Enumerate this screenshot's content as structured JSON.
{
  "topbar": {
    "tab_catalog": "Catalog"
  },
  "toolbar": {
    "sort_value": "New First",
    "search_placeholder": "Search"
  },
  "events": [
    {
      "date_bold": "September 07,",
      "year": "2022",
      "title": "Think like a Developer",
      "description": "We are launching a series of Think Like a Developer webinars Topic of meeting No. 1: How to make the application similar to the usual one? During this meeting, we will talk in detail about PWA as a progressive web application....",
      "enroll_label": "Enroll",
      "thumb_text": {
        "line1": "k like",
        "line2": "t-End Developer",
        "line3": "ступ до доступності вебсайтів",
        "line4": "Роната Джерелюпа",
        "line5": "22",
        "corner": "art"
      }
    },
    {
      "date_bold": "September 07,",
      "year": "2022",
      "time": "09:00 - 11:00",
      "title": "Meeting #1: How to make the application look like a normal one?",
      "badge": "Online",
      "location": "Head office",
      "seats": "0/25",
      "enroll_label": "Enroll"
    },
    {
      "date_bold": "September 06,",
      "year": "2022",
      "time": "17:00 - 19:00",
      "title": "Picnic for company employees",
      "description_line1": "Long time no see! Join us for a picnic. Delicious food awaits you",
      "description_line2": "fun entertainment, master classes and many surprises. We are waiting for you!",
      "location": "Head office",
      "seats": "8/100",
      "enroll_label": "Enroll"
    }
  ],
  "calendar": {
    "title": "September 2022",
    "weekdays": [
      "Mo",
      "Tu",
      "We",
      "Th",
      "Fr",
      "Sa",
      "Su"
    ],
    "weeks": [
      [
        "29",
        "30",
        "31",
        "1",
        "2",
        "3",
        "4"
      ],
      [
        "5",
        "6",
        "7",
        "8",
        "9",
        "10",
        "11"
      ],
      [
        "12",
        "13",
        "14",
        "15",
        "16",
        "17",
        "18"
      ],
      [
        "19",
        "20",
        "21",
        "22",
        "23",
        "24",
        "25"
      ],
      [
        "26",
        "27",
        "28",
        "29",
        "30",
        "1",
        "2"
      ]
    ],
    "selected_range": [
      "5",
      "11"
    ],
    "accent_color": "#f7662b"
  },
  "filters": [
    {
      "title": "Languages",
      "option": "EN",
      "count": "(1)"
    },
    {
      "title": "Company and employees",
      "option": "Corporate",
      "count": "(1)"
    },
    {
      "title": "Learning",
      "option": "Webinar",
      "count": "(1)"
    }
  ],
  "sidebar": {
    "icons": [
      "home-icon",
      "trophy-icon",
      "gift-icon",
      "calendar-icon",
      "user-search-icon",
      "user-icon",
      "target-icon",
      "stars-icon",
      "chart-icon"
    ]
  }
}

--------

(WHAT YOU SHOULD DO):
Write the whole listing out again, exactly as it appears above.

(ANSWER BOX):
Enumerate this screenshot's content as structured JSON.
{
  "topbar": {
    "tab_catalog": "Catalog"
  },
  "toolbar": {
    "sort_value": "New First",
    "search_placeholder": "Search"
  },
  "events": [
    {
      "date_bold": "September 07,",
      "year": "2022",
      "title": "Think like a Developer",
      "description": "We are launching a series of Think Like a Developer webinars Topic of meeting No. 1: How to make the application similar to the usual one? During this meeting, we will talk in detail about PWA as a progressive web application....",
      "enroll_label": "Enroll",
      "thumb_text": {
        "line1": "k like",
        "line2": "t-End Developer",
        "line3": "ступ до доступності вебсайтів",
        "line4": "Роната Джерелюпа",
        "line5": "22",
        "corner": "art"
      }
    },
    {
      "date_bold": "September 07,",
      "year": "2022",
      "time": "09:00 - 11:00",
      "title": "Meeting #1: How to make the application look like a normal one?",
      "badge": "Online",
      "location": "Head office",
      "seats": "0/25",
      "enroll_label": "Enroll"
    },
    {
      "date_bold": "September 06,",
      "year": "2022",
      "time": "17:00 - 19:00",
      "title": "Picnic for company employees",
      "description_line1": "Long time no see! Join us for a picnic. Delicious food awaits you",
      "description_line2": "fun entertainment, master classes and many surprises. We are waiting for you!",
      "location": "Head office",
      "seats": "8/100",
      "enroll_label": "Enroll"
    }
  ],
  "calendar": {
    "title": "September 2022",
    "weekdays": [
      "Mo",
      "Tu",
      "We",
      "Th",
      "Fr",
      "Sa",
      "Su"
    ],
    "weeks": [
      [
        "29",
        "30",
        "31",
        "1",
        "2",
        "3",
        "4"
      ],
      [
        "5",
        "6",
        "7",
        "8",
        "9",
        "10",
        "11"
      ],
      [
        "12",
        "13",
        "14",
        "15",
        "16",
        "17",
        "18"
      ],
      [
        "19",
        "20",
        "21",
        "22",
        "23",
        "24",
        "25"
      ],
      [
        "26",
        "27",
        "28",
        "29",
        "30",
        "1",
        "2"
      ]
    ],
    "selected_range": [
      "5",
      "11"
    ],
    "accent_color": "#f7662b"
  },
  "filters": [
    {
      "title": "Languages",
      "option": "EN",
      "count": "(1)"
    },
    {
      "title": "Company and employees",
      "option": "Corporate",
      "count": "(1)"
    },
    {
      "title": "Learning",
      "option": "Webinar",
      "count": "(1)"
    }
  ],
  "sidebar": {
    "icons": [
      "home-icon",
      "trophy-icon",
      "gift-icon",
      "calendar-icon",
      "user-search-icon",
      "user-icon",
      "target-icon",
      "stars-icon",
      "chart-icon"
    ]
  }
}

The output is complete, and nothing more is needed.